Veggie burgers can be depressing things, seemingly made of cardboard and guinea pig droppings or made from some pretend meat that was grown in a factory.
But “hello then!” now we have the absolute best veggie burger, EVER.
Succulent, if ever the word can be applied to veggie things, and mahooseevly tasty. Yikes this will blow your happy tastebud fuse.
In a large heavy frying pan cook the onions, chilli and garlic in a really good big glug of olive oil until soft. Then add the herbs and plenty of salt and pepper – you need a decent amount of both here as beans themselves don’t have lots of flavour and this will really lift them; I probably used 2 heaped teaspoons of black pepper (has to be course ground or will get lost) and the same of sea salt.

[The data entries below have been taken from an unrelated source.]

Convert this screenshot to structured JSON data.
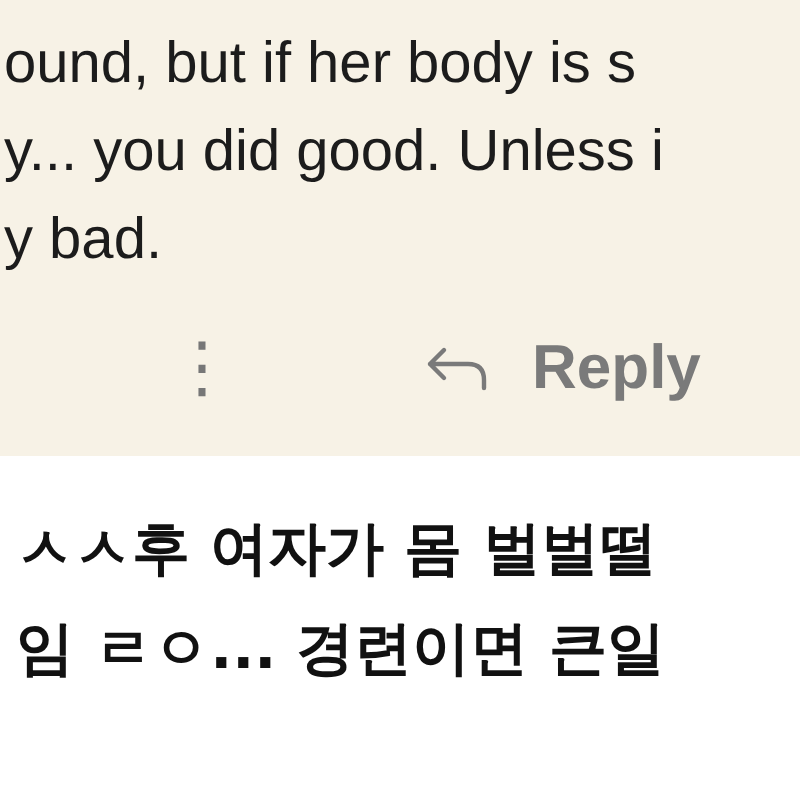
{
  "comment": {
    "lines": [
      "ound, but if her body is s",
      "y... you did good. Unless i",
      "y bad."
    ],
    "actions": {
      "more": "⋮",
      "reply": "Reply"
    }
  },
  "caption": {
    "lines": [
      "ㅅㅅ후 여자가 몸 벌벌떨",
      "임 ㄹㅇ... 경련이면 큰일"
    ]
  }
}
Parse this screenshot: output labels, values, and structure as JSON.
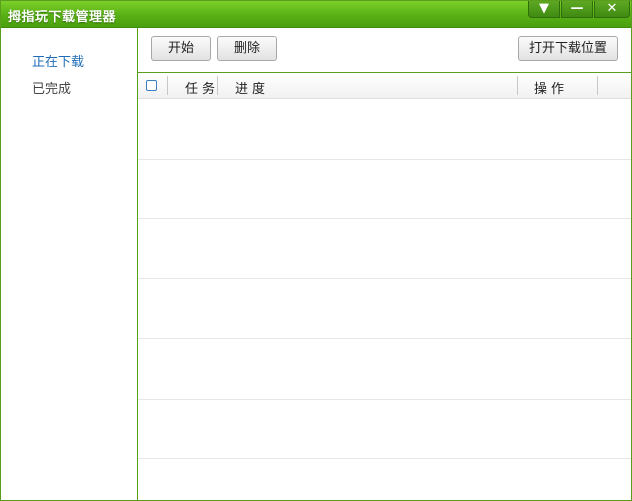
{
  "window": {
    "title": "拇指玩下载管理器",
    "controls": {
      "menu": "▼",
      "minimize": "—",
      "close": "✕"
    }
  },
  "sidebar": {
    "items": [
      {
        "label": "正在下载",
        "active": true
      },
      {
        "label": "已完成",
        "active": false
      }
    ]
  },
  "toolbar": {
    "start_label": "开始",
    "delete_label": "删除",
    "open_folder_label": "打开下载位置"
  },
  "table": {
    "columns": {
      "task": "任务",
      "progress": "进度",
      "action": "操作"
    },
    "rows": []
  },
  "colors": {
    "accent_green": "#58b014",
    "active_link": "#1f6db8",
    "checkbox_border": "#3b7fc4"
  }
}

Tip the beans in and crush very very slightly with a potato masher, stir and cook for a minute or two then add the tomato purée and chilli jam. Give it another 2-3 minutes cooking before adding the mashed potato and breadcrumbs. Stir it well so that the mash is combined with the bean mix and heat through for 3-4 mins. Taste it – is it seasoned well enough? Does it need anything else? Don’t be afraid to experiment.
Flour your worktop liberally then spoon out 2 heaped dessert spoons of the burger mix for each burger. Gently shape into rounds about 2-2.5cm thick, the flour will help keep it together.
Cover a baking tray with greaseproof paper and thinly butter it. Lift the burgers carefully onto the baking sheet using a spatula then brush them with olive oil.
Bake in a 170 degree oven for 15-20 mins
5 mins before the burgers are done, lightly toast the split rolls (I just put mine face down on top of the toaster). Put ketchup on one side and mustard and mayo on the other. Then when the burgers are ready put them in the rolls* with lettuce, tomato and red onion.
*To make these look even nicer (cos people eat with their eyes first) brush the outside bit of the burger with olive oil before serving – just the bit you can see.
If you’re vegan just leave the mayo out.
Though the term “superfood” is applied to many foods these days, beans really may be deserving of the title. They are technically a starchy vegetable packed with protein, low in fat and sugars – this can aid weight-loss as they keep us feeling fuller for longer. It has been proven that beans also decrease the risk of type 2 diabetes due to their low glycaemic index, thereby improving lipid and glycaemic control in diabetics. Their most famous attribute is the link between their consumption and lower levels of cholesterol which in turn reduces the risk of developing chronic conditions such as heart disease.
Beans, in general, are one of the only plant foods that provide a significant amount of the amino acid lysine, in addition to a wide range of antioxidants. It’s important to get a variety of beans and legumes as each contain different and varying micronutrients; cannellini beans have more calcium; pinto beans score high in folate; and aduki beans, chickpeas, and butter beans are particularly high in iron. Most are packed with resistant starch, adukis are high in potassium, and red and black varieties are rich in disease-fighting antioxidants.
You put a baby in a crib with an apple and a rabbit. If it eats the rabbit and plays with the apple, I’ll buy you a new car.